1. Polar Coordinates Overview:
2. Understanding the Cartesian to Polar Conversion Formulas
3. Converting Cartesian equations into polar coordinates
4. Converting polar equations into Cartesian coordinates
5. Graphing Polar Equations
##### Examples
###### Lessons
1. Converting Cartesian equations into polar coordinates
Convert the following Cartesian equations into polar coordinates:
1. $x^2+y^2=5$
2. $x^2+4x+y^2+4y+8=(\tan^{-1} \frac{y}{x})^2$
3. $x^2-y^3=6$
2. Converting Polar equations into Cartesian coordinates
Convert the following Polar equations into Cartesian coordinates
1. $\frac{3}{r}=\cos \theta$
2. $r^4=\frac{1}{\sec \theta} + \frac{1}{\csc \theta}$

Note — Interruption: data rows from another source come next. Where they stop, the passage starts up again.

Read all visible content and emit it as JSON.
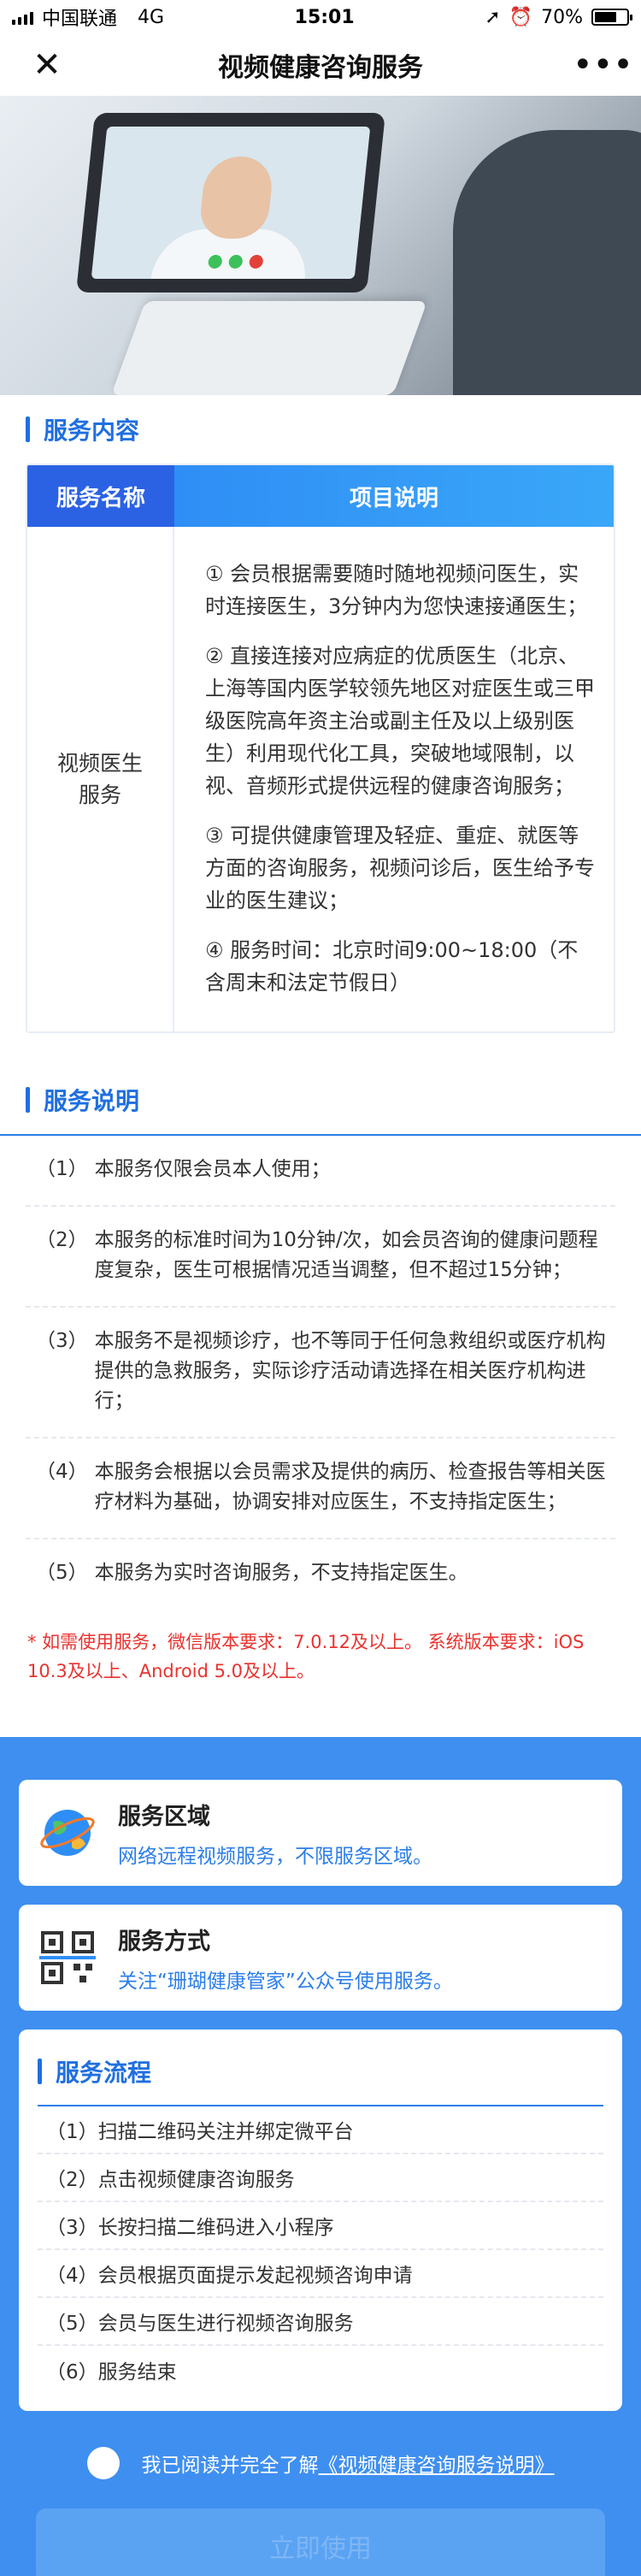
{
  "status_bar": {
    "carrier": "中国联通",
    "network": "4G",
    "time": "15:01",
    "battery": "70%",
    "battery_level": 0.7
  },
  "nav": {
    "title": "视频健康咨询服务"
  },
  "service_content": {
    "title": "服务内容",
    "headers": [
      "服务名称",
      "项目说明"
    ],
    "name": "视频医生服务",
    "items": [
      "① 会员根据需要随时随地视频问医生，实时连接医生，3分钟内为您快速接通医生；",
      "② 直接连接对应病症的优质医生（北京、上海等国内医学较领先地区对症医生或三甲级医院高年资主治或副主任及以上级别医生）利用现代化工具，突破地域限制，以视、音频形式提供远程的健康咨询服务；",
      "③ 可提供健康管理及轻症、重症、就医等方面的咨询服务，视频问诊后，医生给予专业的医生建议；",
      "④ 服务时间：北京时间9:00~18:00（不含周末和法定节假日）"
    ]
  },
  "service_notes": {
    "title": "服务说明",
    "items": [
      {
        "num": "（1）",
        "text": "本服务仅限会员本人使用；"
      },
      {
        "num": "（2）",
        "text": "本服务的标准时间为10分钟/次，如会员咨询的健康问题程度复杂，医生可根据情况适当调整，但不超过15分钟；"
      },
      {
        "num": "（3）",
        "text": "本服务不是视频诊疗，也不等同于任何急救组织或医疗机构提供的急救服务，实际诊疗活动请选择在相关医疗机构进行；"
      },
      {
        "num": "（4）",
        "text": "本服务会根据以会员需求及提供的病历、检查报告等相关医疗材料为基础，协调安排对应医生，不支持指定医生；"
      },
      {
        "num": "（5）",
        "text": "本服务为实时咨询服务，不支持指定医生。"
      }
    ],
    "warning": "* 如需使用服务，微信版本要求：7.0.12及以上。 系统版本要求：iOS 10.3及以上、Android 5.0及以上。"
  },
  "service_area": {
    "title": "服务区域",
    "desc": "网络远程视频服务，不限服务区域。"
  },
  "service_method": {
    "title": "服务方式",
    "desc": "关注“珊瑚健康管家”公众号使用服务。"
  },
  "process": {
    "title": "服务流程",
    "steps": [
      "（1）扫描二维码关注并绑定微平台",
      "（2）点击视频健康咨询服务",
      "（3）长按扫描二维码进入小程序",
      "（4）会员根据页面提示发起视频咨询申请",
      "（5）会员与医生进行视频咨询服务",
      "（6）服务结束"
    ]
  },
  "agreement": {
    "prefix": "我已阅读并完全了解",
    "link": "《视频健康咨询服务说明》"
  },
  "cta": {
    "label": "立即使用"
  },
  "colors": {
    "primary": "#2b7ee9",
    "background_blue": "#3f8ff0",
    "warning": "#e8332f"
  }
}
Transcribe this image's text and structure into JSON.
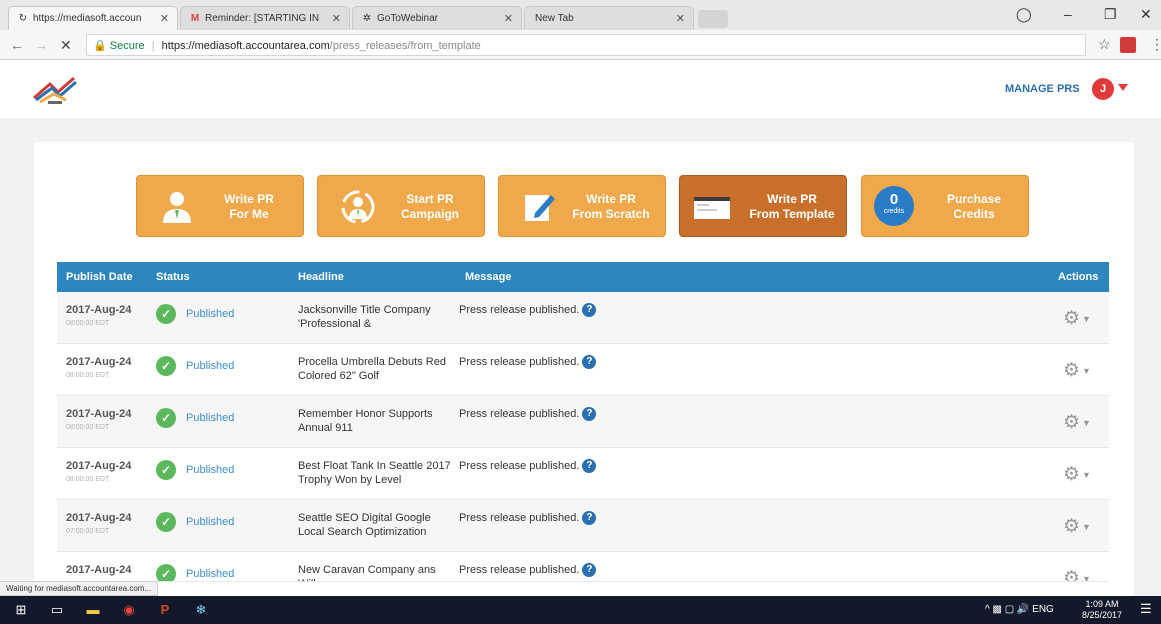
{
  "browser": {
    "tabs": [
      {
        "label": "https://mediasoft.accoun",
        "icon": "reload-icon",
        "active": true
      },
      {
        "label": "Reminder: [STARTING IN",
        "icon": "gmail-icon",
        "active": false
      },
      {
        "label": "GoToWebinar",
        "icon": "webinar-icon",
        "active": false
      },
      {
        "label": "New Tab",
        "icon": "none",
        "active": false
      }
    ],
    "secure_label": "Secure",
    "url_host": "https://mediasoft.accountarea.com",
    "url_path": "/press_releases/from_template",
    "status_text": "Waiting for mediasoft.accountarea.com..."
  },
  "header": {
    "manage_label": "MANAGE PRS",
    "avatar_letter": "J"
  },
  "actions": [
    {
      "line1": "Write PR",
      "line2": "For Me"
    },
    {
      "line1": "Start PR",
      "line2": "Campaign"
    },
    {
      "line1": "Write PR",
      "line2": "From Scratch"
    },
    {
      "line1": "Write PR",
      "line2": "From Template"
    },
    {
      "line1": "Purchase",
      "line2": "Credits",
      "credits_count": "0",
      "credits_label": "credits"
    }
  ],
  "table": {
    "columns": {
      "date": "Publish Date",
      "status": "Status",
      "headline": "Headline",
      "message": "Message",
      "actions": "Actions"
    },
    "rows": [
      {
        "date": "2017-Aug-24",
        "time": "08:00:00 EDT",
        "status": "Published",
        "headline": "Jacksonville Title Company 'Professional &",
        "message": "Press release published."
      },
      {
        "date": "2017-Aug-24",
        "time": "08:00:00 EDT",
        "status": "Published",
        "headline": "Procella Umbrella Debuts Red Colored 62\" Golf",
        "message": "Press release published."
      },
      {
        "date": "2017-Aug-24",
        "time": "08:00:00 EDT",
        "status": "Published",
        "headline": "Remember Honor Supports Annual 911",
        "message": "Press release published."
      },
      {
        "date": "2017-Aug-24",
        "time": "08:00:00 EDT",
        "status": "Published",
        "headline": "Best Float Tank In Seattle 2017 Trophy Won by Level",
        "message": "Press release published."
      },
      {
        "date": "2017-Aug-24",
        "time": "07:00:00 EDT",
        "status": "Published",
        "headline": "Seattle SEO Digital Google Local Search Optimization",
        "message": "Press release published."
      },
      {
        "date": "2017-Aug-24",
        "time": "",
        "status": "Published",
        "headline": "New Caravan Company ans Will",
        "message": "Press release published."
      }
    ]
  },
  "taskbar": {
    "tray_lang": "ENG",
    "time": "1:09 AM",
    "date": "8/25/2017"
  },
  "colors": {
    "button_orange": "#f0a94a",
    "button_active": "#c8702b",
    "table_header": "#2d86be",
    "published_green": "#5cb85c",
    "link_blue": "#2a6fb0"
  }
}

3. $r^{\frac{1}{2}}=\tan[\theta (\sin^2 \theta + \cos^2 \theta)^{\frac{3}{2}}]$
3. Graphing Polar Equations by changing to Cartesian coordinates
Convert the polar equations into Cartesian coordinates and then graph the equation:
1. $r=5$
2. $r=-3 \cos \theta$
3. $4 \sin \theta = \frac{2}{r}$
4. Graphing Polar Equations with table of values
Graph the Polar Equations using table of values:
1. $r=1+ \cos \theta$
2. $r=2 \sin \theta$
###### Topic Notes
In this section, we will introduce a new coordinate system called polar coordinates. We will introduce some formulas and how they are derived. Then we will use these formulas to convert Cartesian equations to polar coordinates, and vice versa. We will then learn how to graph polar equations by using 2 methods. The first method is to change the polar equations to Cartesian coordinates, and the second method is to graph the polar equation using a table of values.
Our goal of this section is to introduce a new coordinate system called Polar Coordinates. Most of these questions will involve converting polar coordinates to Cartesian coordinates, converting Cartesian coordinates to polar coordinates, and drawing polar equations.

In Cartesian coordinates we say that the coordinate of the point is at $(x, y)$. However in Polar Coordinates we say that the coordinate of the point is at $(r, \theta)$.

When converting from Polar to Cartesian, we can use the following formulas:
$x=r \cos \theta$
$y=r \sin \theta$
$r^2=x^2+y^2$
$r=\sqrt{x^2+y^2}$
$\theta = \tan^{-1}(\frac{y}{x})$